From education to employment

The Fastest Growing Demand for Lower Skilled Jobs Across the Seven CAEHRS Regions

In the last installment of Shedding Light on the Labour Market, @EMSI_UK looked at which skills have seen the biggest percentage growth throughout this year.

In October, the Department of Work and Pensions (DWP) confirmed which organisations had been successful in tendering for inclusion in the new Commercial Agreement for Employment and Health-Related Services (CAEHRS).

The new agreements, which are set to replace the existing Umbrella Agreement for Employment and Health Related Services (UAEHRS) in January 2021, are due to run for five years and will support the provision of employment and health related services across seven different lots across the country.

These are:

  1. Central England
  2. London Home Counties
  3. Southern England
  4. North East
  5. North West
  6. Scotland and Wales.

The new CAEHRS framework comes at a critical time.

OBR Unemployment Forecast
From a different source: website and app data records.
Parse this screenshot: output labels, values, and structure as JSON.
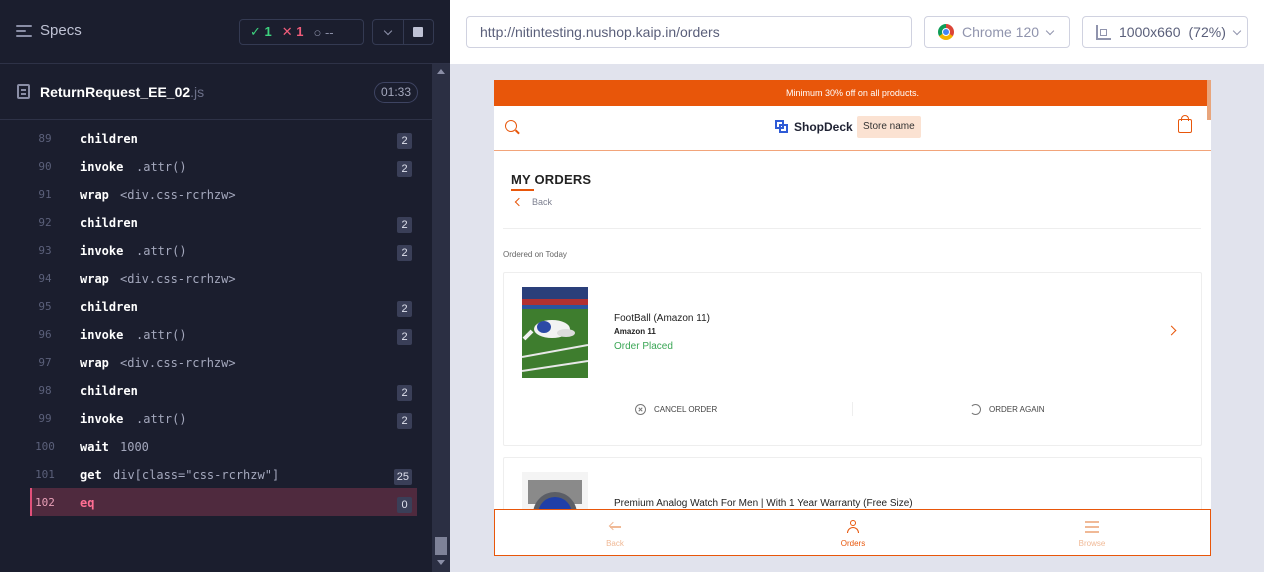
{
  "runner": {
    "header": {
      "specs_label": "Specs",
      "passed": "1",
      "failed": "1",
      "pending": "--"
    },
    "spec": {
      "name": "ReturnRequest_EE_02",
      "ext": ".js",
      "duration": "01:33"
    },
    "commands": [
      {
        "num": "89",
        "name": "children",
        "msg": "",
        "badge": "2"
      },
      {
        "num": "90",
        "name": "invoke",
        "msg": ".attr()",
        "badge": "2"
      },
      {
        "num": "91",
        "name": "wrap",
        "msg": "<div.css-rcrhzw>",
        "badge": ""
      },
      {
        "num": "92",
        "name": "children",
        "msg": "",
        "badge": "2"
      },
      {
        "num": "93",
        "name": "invoke",
        "msg": ".attr()",
        "badge": "2"
      },
      {
        "num": "94",
        "name": "wrap",
        "msg": "<div.css-rcrhzw>",
        "badge": ""
      },
      {
        "num": "95",
        "name": "children",
        "msg": "",
        "badge": "2"
      },
      {
        "num": "96",
        "name": "invoke",
        "msg": ".attr()",
        "badge": "2"
      },
      {
        "num": "97",
        "name": "wrap",
        "msg": "<div.css-rcrhzw>",
        "badge": ""
      },
      {
        "num": "98",
        "name": "children",
        "msg": "",
        "badge": "2"
      },
      {
        "num": "99",
        "name": "invoke",
        "msg": ".attr()",
        "badge": "2"
      },
      {
        "num": "100",
        "name": "wait",
        "msg": "1000",
        "badge": ""
      },
      {
        "num": "101",
        "name": "get",
        "msg": "div[class=\"css-rcrhzw\"]",
        "badge": "25"
      },
      {
        "num": "102",
        "name": "eq",
        "msg": "",
        "badge": "0",
        "active": true
      }
    ]
  },
  "aut": {
    "url": "http://nitintesting.nushop.kaip.in/orders",
    "browser": "Chrome 120",
    "viewport": "1000x660",
    "scale": "(72%)"
  },
  "app": {
    "promo": "Minimum 30% off on all products.",
    "logo": "ShopDeck",
    "store_name": "Store name",
    "page_title": "MY ORDERS",
    "back": "Back",
    "ordered_on": "Ordered on Today",
    "orders": [
      {
        "name": "FootBall (Amazon 11)",
        "brand": "Amazon 11",
        "status": "Order Placed",
        "cancel": "CANCEL ORDER",
        "again": "ORDER AGAIN"
      },
      {
        "name": "Premium Analog Watch For Men | With 1 Year Warranty (Free Size)"
      }
    ],
    "nav": {
      "back": "Back",
      "orders": "Orders",
      "browse": "Browse"
    }
  },
  "colors": {
    "accent": "#e8560a",
    "pass": "#3dd27e",
    "fail": "#f05c7a",
    "active_row": "#4f2a3e"
  }
}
As we go into 2021, it is clear by now that there are going to be huge unemployment problems, with official estimates from the Office for Budgetary Responsibility (OBR) forecasting job losses rising to levels not seen since the 1980s, and possibly higher. It is also clear that with much of the strain being felt in sectors such as retail and hospitality, many of those being made unemployed are likely to be at the lower end of the skill spectrum.

If the organisations who have won a place on the CAEHRS are to be successful in getting people back into work, it will be critical for them to get a good understanding of which jobs at the lower skill level are in demand in the area(s) they are working in. With that in mind, we wanted to show how this can be done by taking a quick look at employer demand in each Lot region, using our Job Posting Analytics data.

Fastest Growing Demand for Lower Skilled Jobs

The slide deck below contains seven interactive charts — one for each region –, and you can toggle between these by using the arrows at the top. Each chart shows the fastest growing job demand for jobs at the lower end of the skills spectrum, which we broadly define as those within the 1-3 digit Standard Occupation Classification (SOC) groupings, from January to October this year:

There are a number of commonalities highlighted by the data:

  • In all regions, we can see a contraction in demand during the period of the initial Lockdown, followed by an uptick from July onwards.
  • In all regions except Wales, demand for Couriers has grown massively, particularly over the last couple of months. This is a clear reflection of the increase in demand for home deliveries during the course of the year.
  • There are also a number of other jobs that have seen growth in demand across most regions, which are related to some of the changes we’ve seen this year. For example, Delivery Drivers, Warehouse Assemblers, and Forklift Truck Operators, have grown across most regions, as demand for online services and therefore warehousing has increased.

The data also highlights some specific regional nuances, and in fact there are a number of jobs that only appear in the data for one region. These are:

  • Central England: Machine Operators; Labourers
  • London and Home Counties: Blending Operators; Structural Fitters; Backhoe Operators
  • Southern England: Potters; Shop Supervisors; Trades Helpers
  • North East: Warehouse Leads; Sales Assistants; Yard Drivers
  • North West: Commercial Drivers; Non-Commercial Drivers; Housekeepers
  • Scotland: Driving Instructors; General Supervisors
  • Wales: Driver Managers; Catering Assistants; Customer Service Advisors; Customer Service Assistants

Of course, by looking at the regions as a whole, we are only scratching the surface of our data, and it is really down at the Local Authority level that we begin to see many more of the locally specific nuances that will be vital to understand in order to see people quickly redeployed into the workforce, or being given the right retraining. But hopefully this gives an idea of the sorts of common trends in demand for low skilled jobs emerging in these regions, as well as some of the differences that the data can highlight for us.

Watch out for the final Shedding Light on the Labour Market piece of 2020 on 16th December. 

To find out more about how the crisis is affecting your local area, contact Emsi for more info.

Related Articles